- The 28-year-old tennis sensation lifted the lid on battling her darkest moments
- The Greek tennis star made the confession on Netflix documentary titled ‘Break Point’
- Sakkari is one of many tennis players who find themselves on the edge due to the highly competitive nature of tennis
Greek tennis star Maria Sakkari confession on Netflix documentary titled ‘Break Point’ has left many in shock.
The 28-year-old tennis sensation lifted the lid on battling her darkest moments for six months to a point she was afraid of being on the court playing.
Sakkari is one of many tennis players who find themselves on the edge due to the highly competitive nature of tennis on WTA.
Maria Sakkari confession on Netflix Documentary
She revealed in one of the episodes of the documentary that her fear and doubt led to panic attacks. No one knows how irritating and bothering breathing difficulties are than Sakkari.
‘Break Point’ Season 2 premiered on Netflix on January 10 and captures raw emotions and moments of the world No. 8 player. The documentary’s first season briefly captured her.
Sakkari’s profile rose in 2022 following the retirement of Australian tennis star Ash Barty. Barty’s unexpected retirement cast a light on Sakkari who many said was up for the world No. 1 title that Iga Swiatek is proudly occupying.
Both players emerged as the top contenders at the Miami Open in 2022 but Sakkari fell out early.
What is Maria Sakkari Confession on Netflix Documentary Like?
In a conversation captured at the 2023 Wimbledon with Anett Kontaveit, Sakkari characterized tennis as a “brutal sport”.
She openly shared with the Estonian that she lost her mind a little bit when approaching the pinnacle of the rankings. Furthermore, Sakkari acknowledged that she was not prepared for the idea of being that close to No. 1.
At the time, she was the world No.3 and had everyone talking and the pressure to live up to this expectation pushed her into a different mental path.
Her performance slumped drastically and her panic attacks took over for half a year.
“I just started getting all of these panic attacks and there were just matches that I couldn’t breathe. I thought I was going to faint and it wasn’t a pleasant feeling. I was in a dark place for six months. I was just mentally and emotionally empty. I was scared stepping on the court,” she opened up.
The reality of losing a match aggravated her mental emptiness and things only got tough for her from this point.
“I have all these people saying that when I get to the later stages of a tournament, I’m guaranteed to lose. That gets in your head. Because of this, I’ve had many tough moments,” she adds.
In her conversation with Kontaveit, Sakkari openly shared moments when thoughts of leaving professional tennis crossed her mind.
While confessing this, she revealed that she wasn’t prepared to end her career because she was yet to achieve her tennis aspirations. She is eyeing Grand Slam titles.
Following a challenging 2023, Sakkari experienced a resurgence by securing her inaugural WTA 1000 title in Guadalajara.
She made it to Tokyo Open semifinals, and earning a spot in the WTA Finals.
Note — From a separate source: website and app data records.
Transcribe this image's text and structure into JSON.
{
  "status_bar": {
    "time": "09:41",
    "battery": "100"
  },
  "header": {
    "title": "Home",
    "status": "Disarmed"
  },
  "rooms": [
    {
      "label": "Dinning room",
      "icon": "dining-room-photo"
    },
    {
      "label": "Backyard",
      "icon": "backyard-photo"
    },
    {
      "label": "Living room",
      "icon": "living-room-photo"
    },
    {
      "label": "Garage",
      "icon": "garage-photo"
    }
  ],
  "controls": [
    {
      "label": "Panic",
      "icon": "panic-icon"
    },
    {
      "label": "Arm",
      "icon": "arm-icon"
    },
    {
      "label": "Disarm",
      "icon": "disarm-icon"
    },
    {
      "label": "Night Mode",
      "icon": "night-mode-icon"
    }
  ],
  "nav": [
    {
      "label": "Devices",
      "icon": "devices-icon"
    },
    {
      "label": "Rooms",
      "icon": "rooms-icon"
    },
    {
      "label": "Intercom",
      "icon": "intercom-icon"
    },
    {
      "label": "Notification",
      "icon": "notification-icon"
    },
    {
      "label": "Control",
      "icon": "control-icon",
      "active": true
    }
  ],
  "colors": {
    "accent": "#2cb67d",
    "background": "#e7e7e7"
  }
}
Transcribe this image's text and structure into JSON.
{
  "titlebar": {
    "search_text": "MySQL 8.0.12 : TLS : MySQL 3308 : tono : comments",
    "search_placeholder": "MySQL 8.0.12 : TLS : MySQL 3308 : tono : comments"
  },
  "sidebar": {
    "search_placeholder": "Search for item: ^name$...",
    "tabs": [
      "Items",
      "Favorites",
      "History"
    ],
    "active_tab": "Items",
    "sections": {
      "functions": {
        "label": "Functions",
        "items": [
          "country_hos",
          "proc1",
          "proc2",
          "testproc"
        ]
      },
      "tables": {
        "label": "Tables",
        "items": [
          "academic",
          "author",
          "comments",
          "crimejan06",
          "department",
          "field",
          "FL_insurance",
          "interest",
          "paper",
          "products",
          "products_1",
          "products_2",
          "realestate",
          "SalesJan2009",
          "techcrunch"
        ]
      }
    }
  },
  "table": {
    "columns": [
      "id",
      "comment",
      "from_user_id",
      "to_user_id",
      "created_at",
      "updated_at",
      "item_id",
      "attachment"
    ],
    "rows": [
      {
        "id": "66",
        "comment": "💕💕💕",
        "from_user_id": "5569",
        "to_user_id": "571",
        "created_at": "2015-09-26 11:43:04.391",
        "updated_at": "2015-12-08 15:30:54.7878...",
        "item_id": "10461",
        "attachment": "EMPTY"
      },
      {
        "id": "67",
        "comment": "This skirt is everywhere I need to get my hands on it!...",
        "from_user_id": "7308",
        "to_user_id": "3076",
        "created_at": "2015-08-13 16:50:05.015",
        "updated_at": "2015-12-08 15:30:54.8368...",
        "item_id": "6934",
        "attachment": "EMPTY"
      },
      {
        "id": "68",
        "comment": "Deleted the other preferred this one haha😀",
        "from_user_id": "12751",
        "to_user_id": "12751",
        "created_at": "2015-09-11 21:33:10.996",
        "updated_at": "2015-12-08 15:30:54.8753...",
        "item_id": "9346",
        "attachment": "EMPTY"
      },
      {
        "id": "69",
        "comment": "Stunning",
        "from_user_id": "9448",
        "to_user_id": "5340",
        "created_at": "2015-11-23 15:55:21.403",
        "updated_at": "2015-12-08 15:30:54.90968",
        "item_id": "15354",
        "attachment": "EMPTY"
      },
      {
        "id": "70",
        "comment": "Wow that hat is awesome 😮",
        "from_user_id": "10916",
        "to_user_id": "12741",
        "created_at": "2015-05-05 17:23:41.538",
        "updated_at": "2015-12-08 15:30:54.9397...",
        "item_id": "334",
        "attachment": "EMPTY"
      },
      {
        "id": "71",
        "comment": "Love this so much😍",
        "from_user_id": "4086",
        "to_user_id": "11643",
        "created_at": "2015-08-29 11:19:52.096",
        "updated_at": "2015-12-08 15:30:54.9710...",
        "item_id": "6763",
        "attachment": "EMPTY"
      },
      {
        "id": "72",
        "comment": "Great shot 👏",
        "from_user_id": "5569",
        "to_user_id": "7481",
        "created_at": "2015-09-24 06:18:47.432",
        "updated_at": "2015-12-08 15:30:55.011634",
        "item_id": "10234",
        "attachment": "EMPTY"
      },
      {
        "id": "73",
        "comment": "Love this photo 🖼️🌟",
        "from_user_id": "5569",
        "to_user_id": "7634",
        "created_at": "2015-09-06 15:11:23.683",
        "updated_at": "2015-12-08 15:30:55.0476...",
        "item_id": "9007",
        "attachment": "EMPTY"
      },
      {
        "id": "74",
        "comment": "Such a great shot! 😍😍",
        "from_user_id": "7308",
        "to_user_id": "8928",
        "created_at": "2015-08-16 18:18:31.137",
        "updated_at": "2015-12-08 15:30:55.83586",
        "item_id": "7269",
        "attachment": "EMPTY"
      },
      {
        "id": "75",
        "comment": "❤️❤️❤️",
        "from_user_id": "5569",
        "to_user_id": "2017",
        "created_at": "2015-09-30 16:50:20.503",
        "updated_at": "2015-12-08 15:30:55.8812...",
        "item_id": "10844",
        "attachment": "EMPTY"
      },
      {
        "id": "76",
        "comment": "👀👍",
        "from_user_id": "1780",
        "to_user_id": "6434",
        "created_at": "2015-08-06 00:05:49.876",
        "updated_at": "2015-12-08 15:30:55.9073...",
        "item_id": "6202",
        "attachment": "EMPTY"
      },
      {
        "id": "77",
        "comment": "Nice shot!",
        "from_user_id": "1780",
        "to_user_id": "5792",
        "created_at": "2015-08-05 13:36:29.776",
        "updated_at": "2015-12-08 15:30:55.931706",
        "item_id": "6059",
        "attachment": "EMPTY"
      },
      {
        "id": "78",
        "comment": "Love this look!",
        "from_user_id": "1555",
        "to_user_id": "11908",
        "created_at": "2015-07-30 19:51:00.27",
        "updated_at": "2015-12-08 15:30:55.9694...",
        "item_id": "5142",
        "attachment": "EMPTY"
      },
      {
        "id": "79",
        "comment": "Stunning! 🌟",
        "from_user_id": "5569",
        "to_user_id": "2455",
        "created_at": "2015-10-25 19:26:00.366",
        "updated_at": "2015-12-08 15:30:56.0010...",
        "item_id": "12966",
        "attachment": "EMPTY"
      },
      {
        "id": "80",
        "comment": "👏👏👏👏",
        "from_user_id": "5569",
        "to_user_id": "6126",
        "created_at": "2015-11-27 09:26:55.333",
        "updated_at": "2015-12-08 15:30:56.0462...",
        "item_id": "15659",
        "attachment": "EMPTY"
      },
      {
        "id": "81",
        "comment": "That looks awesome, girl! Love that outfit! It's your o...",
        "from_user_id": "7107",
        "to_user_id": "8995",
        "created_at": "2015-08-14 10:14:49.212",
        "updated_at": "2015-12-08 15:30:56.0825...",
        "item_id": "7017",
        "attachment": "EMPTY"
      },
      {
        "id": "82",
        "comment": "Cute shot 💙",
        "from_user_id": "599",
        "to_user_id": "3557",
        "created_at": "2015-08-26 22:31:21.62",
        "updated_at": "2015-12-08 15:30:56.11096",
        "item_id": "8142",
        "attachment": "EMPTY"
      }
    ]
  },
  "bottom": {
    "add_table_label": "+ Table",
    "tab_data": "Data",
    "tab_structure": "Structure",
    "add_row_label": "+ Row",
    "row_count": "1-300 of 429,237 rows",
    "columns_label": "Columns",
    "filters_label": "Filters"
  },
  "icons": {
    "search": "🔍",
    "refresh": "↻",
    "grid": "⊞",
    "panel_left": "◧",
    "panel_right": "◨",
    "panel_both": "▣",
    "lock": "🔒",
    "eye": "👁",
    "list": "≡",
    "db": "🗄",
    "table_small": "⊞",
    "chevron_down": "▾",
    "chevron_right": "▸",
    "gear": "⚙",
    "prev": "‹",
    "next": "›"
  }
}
She finished second in her group, winning against Elena Rybakina and Jessica Pegula but lost to Aryna Sabalenka.
She lost a close semifinal match to Caroline Garcia in three sets, falling short of reaching the final.
With two wins and one loss, Sakkari didn’t advance to the final but still had a solid performance, showcasing her fighting spirit and ability to compete against top players.
She won the 2021 WTA Finals in Guadalajara, Mexico defeating Paula Badosa in the finals.
In a subsequent documentary, Sakkari attributed her turnaround to collaboration with a sports psychologist, highlighting her shift towards a more positive mindset both on the court and in life.